International travel can be an exciting opportunity for kids and adults to experience other cultures and new sights. However, for divorced parents traveling with a minor child, it presents some challenges too. Whether you’re thinking about a quick winter vacation getaway or going abroad for several weeks, there are special considerations. To avoid violating the terms of your parenting time agreement — and the law — advance planning and transparency are vital.
In our recent blog post, I reviewed the essential steps to making travel plans with a child under the age of 18. These recommendations go for international travel, too. The first step is to look over your parenting agreement for any holiday or travel stipulations, including if vacations are to alternate years. With this information in hand, you’ll then want to discuss your plans with the child’s other parent.
- Obtain Consent: If you share custody, you may have to obtain written, signed consent from the other parent that you may travel with your child to a specific destination(s) for the specified number of days or weeks. Failure to do so could impact your parenting agreement, or, in the worst-case scenario, result in charges of international kidnapping. The plans you draw up should say where you will stay, your modes of transportation, flight numbers, if applicable, and where the child can be reached. Your attorney can help make sure all the i’s are dotted and t’s are crossed.
- Passport: When parents share custody, both parents’ signatures are required on a passport application for any child under the age of 16. Both parents must appear in person to apply. If only one parent can be present, the other parent may provide a signed consent form instead.
Visit the U.S. Department of State website for forms and complete instructions for acquiring your child’s passport.
- Letter of Consent: The U.S. Department of State recommends that a divorced parent who plans to travel abroad bring a letter of consent. Because laws and practices vary from one country to another, this letter could be useful to show airlines or customs officials if asked.
- Potential Restrictions: In addition, the traveling parent should also confirm the status of their own passport prior to travel to be sure there are no restrictions. Being delinquent on court-ordered child support payments involving an enforcement agency could result in the agency suspending their passport for non-payment.
- Rebalance Parental Time: Finally, if being out of the country will reduce the days the other parent has to spend with their child, come to an agreement on how the time will be made up. That plan should also be in writing to avoid any confusion down the road.

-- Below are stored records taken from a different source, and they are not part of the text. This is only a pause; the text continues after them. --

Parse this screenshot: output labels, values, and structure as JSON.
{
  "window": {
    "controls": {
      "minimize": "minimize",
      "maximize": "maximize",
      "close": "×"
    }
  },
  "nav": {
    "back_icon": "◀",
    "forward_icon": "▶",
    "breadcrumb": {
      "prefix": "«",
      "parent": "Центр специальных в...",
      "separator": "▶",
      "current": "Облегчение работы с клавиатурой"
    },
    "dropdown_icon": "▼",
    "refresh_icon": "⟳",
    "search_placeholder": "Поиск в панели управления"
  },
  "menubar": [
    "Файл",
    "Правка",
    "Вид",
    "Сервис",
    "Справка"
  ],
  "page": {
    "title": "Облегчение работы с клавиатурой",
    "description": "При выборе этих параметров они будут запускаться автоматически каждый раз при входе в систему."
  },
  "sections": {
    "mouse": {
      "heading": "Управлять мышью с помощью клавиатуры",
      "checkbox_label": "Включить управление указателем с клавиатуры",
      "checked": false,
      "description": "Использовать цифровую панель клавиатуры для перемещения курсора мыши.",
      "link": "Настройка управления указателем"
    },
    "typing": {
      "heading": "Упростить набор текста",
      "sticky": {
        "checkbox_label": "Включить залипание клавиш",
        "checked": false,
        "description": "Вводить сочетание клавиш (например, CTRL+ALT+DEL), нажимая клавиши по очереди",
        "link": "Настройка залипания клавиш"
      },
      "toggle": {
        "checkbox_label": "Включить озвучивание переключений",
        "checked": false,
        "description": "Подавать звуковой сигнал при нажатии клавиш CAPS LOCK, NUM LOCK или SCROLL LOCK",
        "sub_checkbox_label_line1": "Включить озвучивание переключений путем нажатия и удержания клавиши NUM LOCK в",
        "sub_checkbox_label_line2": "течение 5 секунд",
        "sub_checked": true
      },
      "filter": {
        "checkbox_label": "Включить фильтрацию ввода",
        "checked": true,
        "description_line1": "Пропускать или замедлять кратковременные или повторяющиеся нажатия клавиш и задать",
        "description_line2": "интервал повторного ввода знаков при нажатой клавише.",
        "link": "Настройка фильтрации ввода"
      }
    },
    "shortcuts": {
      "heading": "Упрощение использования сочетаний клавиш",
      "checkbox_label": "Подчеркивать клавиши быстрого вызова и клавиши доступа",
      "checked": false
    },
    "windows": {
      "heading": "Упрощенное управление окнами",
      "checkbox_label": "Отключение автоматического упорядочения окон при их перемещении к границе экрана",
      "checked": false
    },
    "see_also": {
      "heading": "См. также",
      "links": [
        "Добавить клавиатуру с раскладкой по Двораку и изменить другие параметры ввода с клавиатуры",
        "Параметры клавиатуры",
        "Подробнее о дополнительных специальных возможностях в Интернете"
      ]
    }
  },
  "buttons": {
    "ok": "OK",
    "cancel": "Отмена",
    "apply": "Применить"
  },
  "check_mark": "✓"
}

If you need help arranging to travel internationally with your kids, Raza & Jones, LLC, can assist. With a combined 30 years in family law, we can help you arrange a trip that will create a lifetime of memories. For questions, or to schedule a confidential consultation, call 314-449-8830.